Could anyone have predicted that Hannah Bonser would walk into a park with two kitchen knives and fatally stab a 13-year-old girl she had never met before for no apparent reason?
Despite today's verdict, this question may not be answered for some time.
A multi-agency investigation into Bonser's contact with a range of services is under way but no date has been set for its publication.
What is known is that the 26-year-old has been known to the mental health
services in her home town of Doncaster since she was 16 and first came to the attention of social services when she was nine.
She has been sectioned at least three times, Sheffield Crown Court heard.
Bonser grew up with her brother Ben in a Mormon family where she was educated at home when she was young.
Her life changed when her 30st mother, Roberta, died when Bonser was nine.
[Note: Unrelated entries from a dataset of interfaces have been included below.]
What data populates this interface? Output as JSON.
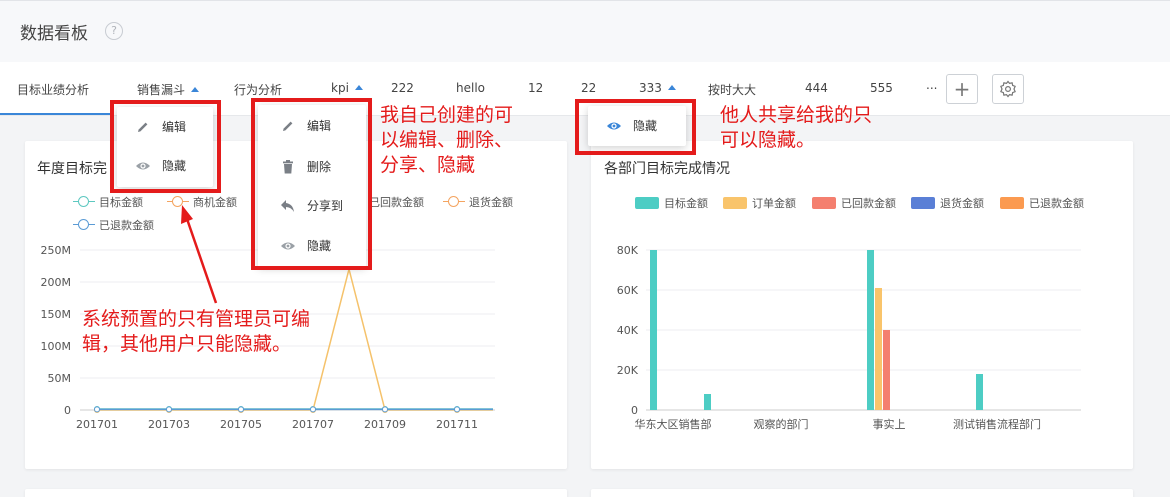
{
  "header": {
    "title": "数据看板",
    "help_icon": "question-circle-icon"
  },
  "tabs": [
    {
      "label": "目标业绩分析",
      "active": true,
      "caret": false
    },
    {
      "label": "销售漏斗",
      "active": false,
      "caret": true
    },
    {
      "label": "行为分析",
      "active": false,
      "caret": false
    },
    {
      "label": "kpi",
      "active": false,
      "caret": true
    },
    {
      "label": "222",
      "active": false,
      "caret": false
    },
    {
      "label": "hello",
      "active": false,
      "caret": false
    },
    {
      "label": "12",
      "active": false,
      "caret": false
    },
    {
      "label": "22",
      "active": false,
      "caret": false
    },
    {
      "label": "333",
      "active": false,
      "caret": true
    },
    {
      "label": "按时大大",
      "active": false,
      "caret": false
    },
    {
      "label": "444",
      "active": false,
      "caret": false
    },
    {
      "label": "555",
      "active": false,
      "caret": false
    }
  ],
  "toolbar": {
    "more_label": "...",
    "add_icon": "plus-icon",
    "settings_icon": "gear-icon"
  },
  "menus": {
    "system": [
      {
        "icon": "pencil-icon",
        "label": "编辑"
      },
      {
        "icon": "eye-icon",
        "label": "隐藏"
      }
    ],
    "own": [
      {
        "icon": "pencil-icon",
        "label": "编辑"
      },
      {
        "icon": "trash-icon",
        "label": "删除"
      },
      {
        "icon": "share-icon",
        "label": "分享到"
      },
      {
        "icon": "eye-icon",
        "label": "隐藏"
      }
    ],
    "shared": [
      {
        "icon": "eye-icon",
        "label": "隐藏"
      }
    ]
  },
  "annotations": {
    "own": [
      "我自己创建的可",
      "以编辑、删除、",
      "分享、隐藏"
    ],
    "shared": [
      "他人共享给我的只",
      "可以隐藏。"
    ],
    "system": [
      "系统预置的只有管理员可编",
      "辑，其他用户只能隐藏。"
    ]
  },
  "colors": {
    "accent": "#3a86d8",
    "annotation_red": "#e41b1b"
  },
  "chart_data": [
    {
      "type": "line",
      "title": "年度目标完",
      "legend": [
        {
          "name": "目标金额",
          "color": "#5dc8c0"
        },
        {
          "name": "商机金额",
          "color": "#f4a460"
        },
        {
          "name": "已回款金额",
          "color": "#f4a460"
        },
        {
          "name": "退货金额",
          "color": "#f4a460"
        },
        {
          "name": "已退款金额",
          "color": "#5b9bd5"
        }
      ],
      "y_ticks": [
        "250M",
        "200M",
        "150M",
        "100M",
        "50M",
        "0"
      ],
      "ylim": [
        0,
        250
      ],
      "x_tick_labels": [
        "201701",
        "201703",
        "201705",
        "201707",
        "201709",
        "201711"
      ],
      "x": [
        1,
        2,
        3,
        4,
        5,
        6,
        7,
        8,
        9,
        10,
        11,
        12
      ],
      "series": [
        {
          "name": "目标金额",
          "color": "#5dc8c0",
          "values": [
            1.5,
            1.5,
            1.5,
            1.5,
            1.5,
            1.5,
            1.5,
            1.5,
            1.5,
            1.5,
            1.5,
            1.5
          ]
        },
        {
          "name": "商机金额",
          "color": "#f5c26b",
          "values": [
            0,
            0,
            0,
            0,
            0,
            0,
            0,
            220,
            0,
            0,
            0,
            0
          ]
        },
        {
          "name": "已退款金额",
          "color": "#5b9bd5",
          "values": [
            1,
            1,
            1,
            1,
            1,
            1,
            1,
            1,
            1,
            1,
            1,
            1
          ]
        }
      ]
    },
    {
      "type": "bar",
      "title": "各部门目标完成情况",
      "legend": [
        {
          "name": "目标金额",
          "color": "#4dcdc4"
        },
        {
          "name": "订单金额",
          "color": "#f9c46b"
        },
        {
          "name": "已回款金额",
          "color": "#f47f6f"
        },
        {
          "name": "退货金额",
          "color": "#5a7fd6"
        },
        {
          "name": "已退款金额",
          "color": "#fb9a50"
        }
      ],
      "y_ticks": [
        "80K",
        "60K",
        "40K",
        "20K",
        "0"
      ],
      "ylim": [
        0,
        80000
      ],
      "x_tick_labels": [
        "华东大区销售部",
        "观察的部门",
        "事实上",
        "测试销售流程部门"
      ],
      "bars": [
        {
          "slot": 0,
          "series": 0,
          "value": 80000
        },
        {
          "slot": 1,
          "series": 0,
          "value": 8000
        },
        {
          "slot": 3,
          "series": 0,
          "value": 80000
        },
        {
          "slot": 3,
          "series": 1,
          "value": 61000
        },
        {
          "slot": 3,
          "series": 2,
          "value": 40000
        },
        {
          "slot": 4,
          "series": 0,
          "value": 18000
        }
      ]
    }
  ]
}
Her father, Ronald, did not look after the children properly and social services became involved.
Psychiatrists told the court that Bonser moved from foster home to foster home from the age of 12. At first this was with her brother but they were later separated. When Bonser was 15, her father died.
The court was told that, in Year 9, aged about 14, a school report appeared to show she was a good pupil, working hard and had no attitude problems.
But a year later she left without taking any GCSEs.
Her brother has said previously that his sister was traumatised by the death of their mother, who was "the light of our lives". He said: "After she had gone, we fell apart."
Bonser's first contact with psychiatric services came in February 2002 when she reported low mood and self-harm to community nurses. Five months later, on her 17th birthday, she went to A&E at Doncaster Royal
Infirmary complaining of hearing voices.
She was diagnosed with an emotionally unstable personality disorder and for the next six years she had contact with mental health professionals in the community and when she turned up at hospital.
Between 2008 and late 2011 this contact stopped.
Then, late last year, things got much worse.
Her friend, Hayley Spouse, described how Bonser's condition deteriorated last summer when she developed an interest in Druids, started talking to rocks and believed birds were people out to get her. Miss Spouse put some of this down to her friend's heavy cannabis use.
In September, Bonser turned up at a spiritualist bookshop in London and so worried its owner - pagan priestess Christina Oakley-Harrington - with her bizarre behaviour that social services were called. This led to her being sectioned at a London hospital.
Bonser was taken back to a mental hospital in Doncaster where she was detained but released after five days following a further diagnosis of a personality disorder.
She returned to her Doncaster flat but complained constantly about how she believed it was inhabited by demons and wanted to be rehoused.
In January, she tried to get admitted to hospital again.
Still apparently concerned about demons in her flat, she went to the charity
Rethink, which helps people with mental health problems find accommodation. Rethink housed her for a week in its Doncaster centre.
Before leaving, she said she wanted to be seen by a doctor, wanted some
anti-psychotic medication and added that she was "a complete psychopath".
In one assessment at Rethink, she said: "I used to read until I read Catch 22 and my mind exploded. I used to watch TV but the noise started to split my head apart."
In another assessment she was asked about previous charges or arrests. Bonser said she "was given a warning for carrying a kitchen knife around the street when feeling scared".
Three days before the attack on Casey, she told Miss Spouse she was going to stab her ex-boyfriend to death and was "going to get anyone else who crossed her".
On the day before the attack she went to ask about her accommodation and was issued with a personal alarm.
During Bonser's trial, the prosecution and the defence called experts who gave very different versions of her mental state.
The defence case was that she was a paranoid schizophrenic.
Consultant forensic psychiatrist Alexander Shubsachs talked the jury through dozens of pages of delusional ramblings Bonser had written. These were found by police in her flat and also written by her in prison after her arrest.
But prosecutors said no other expert had diagnosed her as schizophrenic. They said she has consistently been diagnosed as having a personality disorder and suggested she might have made up some of the symptoms of psychosis.
The prosecutors said it may never be known why Bonser stabbed Casey but asked jurors to consider whether her repeated efforts to be rehoused and her numerous attempts at getting admitted to hospital may be clues.